Massachusetts-based poet, professor, and scholar Cameron Awkward-Rich would have been a featured poet at Split This Rock’s biennial festival this year. The event, originally set for late March, was canceled because of COVID-19. Keeping with the original theme of “Poems of Provocation & Witness,” the organization has planned a series of virtual poetry readings in lieu of the festival.

Awkward-Rich will perform a 15-minute set of spoken-word poetry on June 11 at 6 p.m, live streamed on the organization’s YouTube channel, youtube.com/splitthisrock. Poets Justice Ameer from Providence, Trevino L. Brings Plenty from Portland, Ore., and Kyle Dargan from Washington, D.C., will also read.

Advertisement



“All of us write into and around issues of race, justice, etc.,” said Awkward-Rich, an assistant professor of gender studies at the University of Massachusetts Amherst. “In the midst of all the unfolding of both hopeful and troubling chaos, it will be a place for people to feel the feelings that all of that has brought up.”

Based in Washington, D.C., Split This Rock is devoted to cultivating poetry that responds to social engagement and injustice and provokes change. Awkward-Rich will showcase poems he wrote in the last two weeks, alongside selected pieces from his 2019 collection “Dispatch” and previously unpublished older works.
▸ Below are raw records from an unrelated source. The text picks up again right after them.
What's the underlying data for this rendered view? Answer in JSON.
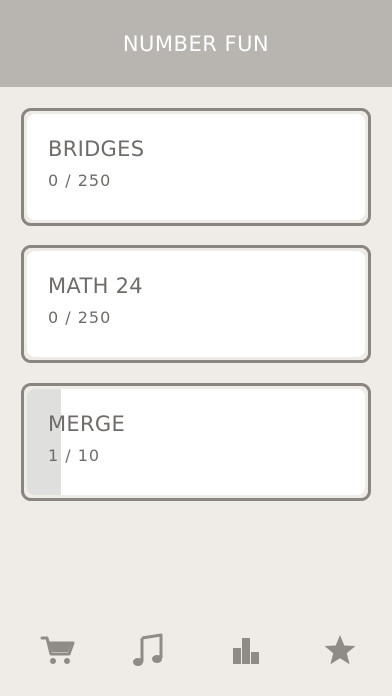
{
  "header": {
    "title": "NUMBER FUN"
  },
  "games": [
    {
      "title": "BRIDGES",
      "score": "0 / 250",
      "progress": 0
    },
    {
      "title": "MATH 24",
      "score": "0 / 250",
      "progress": 0
    },
    {
      "title": "MERGE",
      "score": "1 / 10",
      "progress": 0.1
    }
  ],
  "bottom_nav": {
    "icons": [
      "cart-icon",
      "music-note-icon",
      "bar-chart-icon",
      "star-icon"
    ]
  },
  "colors": {
    "header_bg": "#b8b5b0",
    "page_bg": "#efebe7",
    "card_border": "#8a8580",
    "text": "#6f6b68",
    "icon": "#8f8b87",
    "progress_fill": "#dfdfdd"
  }
}
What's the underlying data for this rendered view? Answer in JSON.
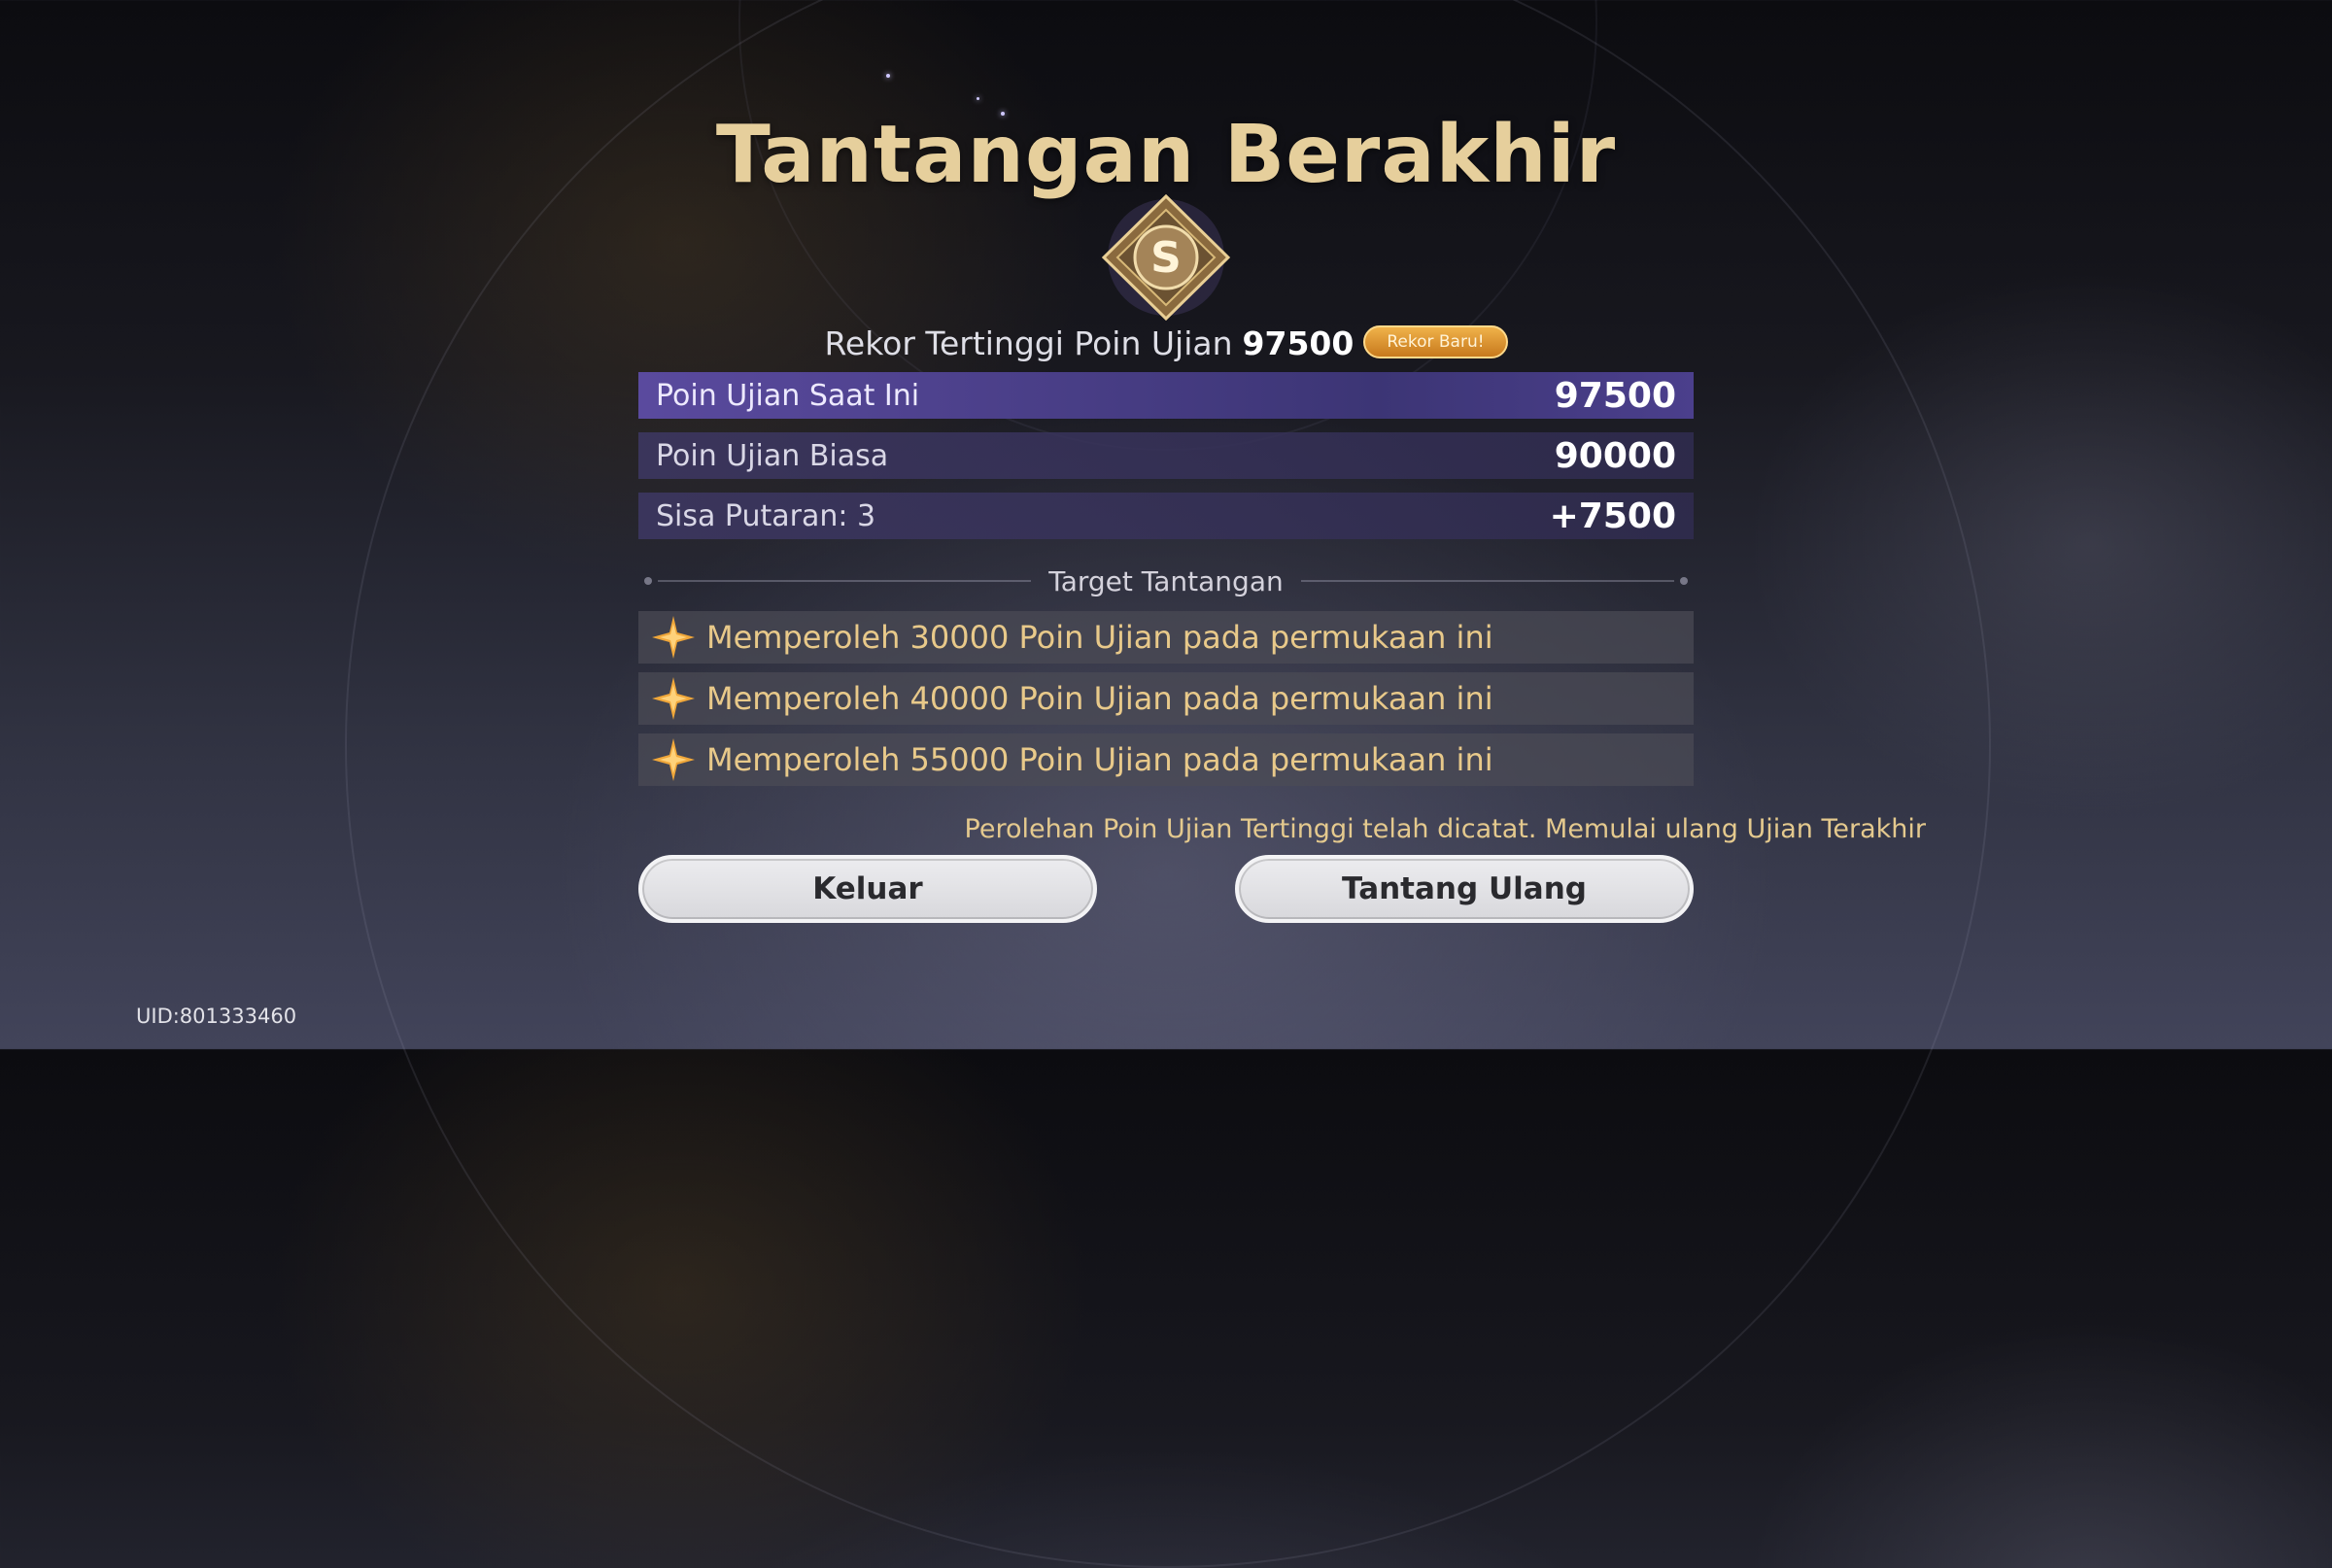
{
  "title": "Tantangan Berakhir",
  "rank": "S",
  "record": {
    "label": "Rekor Tertinggi Poin Ujian",
    "value": "97500",
    "badge": "Rekor Baru!"
  },
  "scores": [
    {
      "label": "Poin Ujian Saat Ini",
      "value": "97500"
    },
    {
      "label": "Poin Ujian Biasa",
      "value": "90000"
    },
    {
      "label": "Sisa Putaran: 3",
      "value": "+7500"
    }
  ],
  "targets_heading": "Target Tantangan",
  "targets": [
    {
      "text": "Memperoleh 30000 Poin Ujian pada permukaan ini",
      "icon": "star-icon"
    },
    {
      "text": "Memperoleh 40000 Poin Ujian pada permukaan ini",
      "icon": "star-icon"
    },
    {
      "text": "Memperoleh 55000 Poin Ujian pada permukaan ini",
      "icon": "star-icon"
    }
  ],
  "notice": "Perolehan Poin Ujian Tertinggi telah dicatat. Memulai ulang Ujian Terakhir",
  "buttons": {
    "exit": "Keluar",
    "retry": "Tantang Ulang"
  },
  "uid": "UID:801333460",
  "colors": {
    "title": "#e6cf9c",
    "highlight_row": "#5a4a9e",
    "goal_text": "#e8c98a",
    "badge": "#e59b36"
  }
}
His lived experiences as a Black transgender artist and his academic research on gender seeps into all of his writing, he says.

“I inevitably bring to all the work I write a series of questions about how racism, transphobia, etc. have shaped the way that I move through the world, shape the way that my people move through the world, and how we might hope for other things,” Awkward-Rich said. “The poetry I try to write is poetry that asks questions rather than makes demands or comes to conclusions we already know the answers to.”

Advertisement



This reading marks the second installation in the three-part virtual reading series. The first took place on May 29 and can be viewed on YouTube, and the third and final is scheduled for July 1.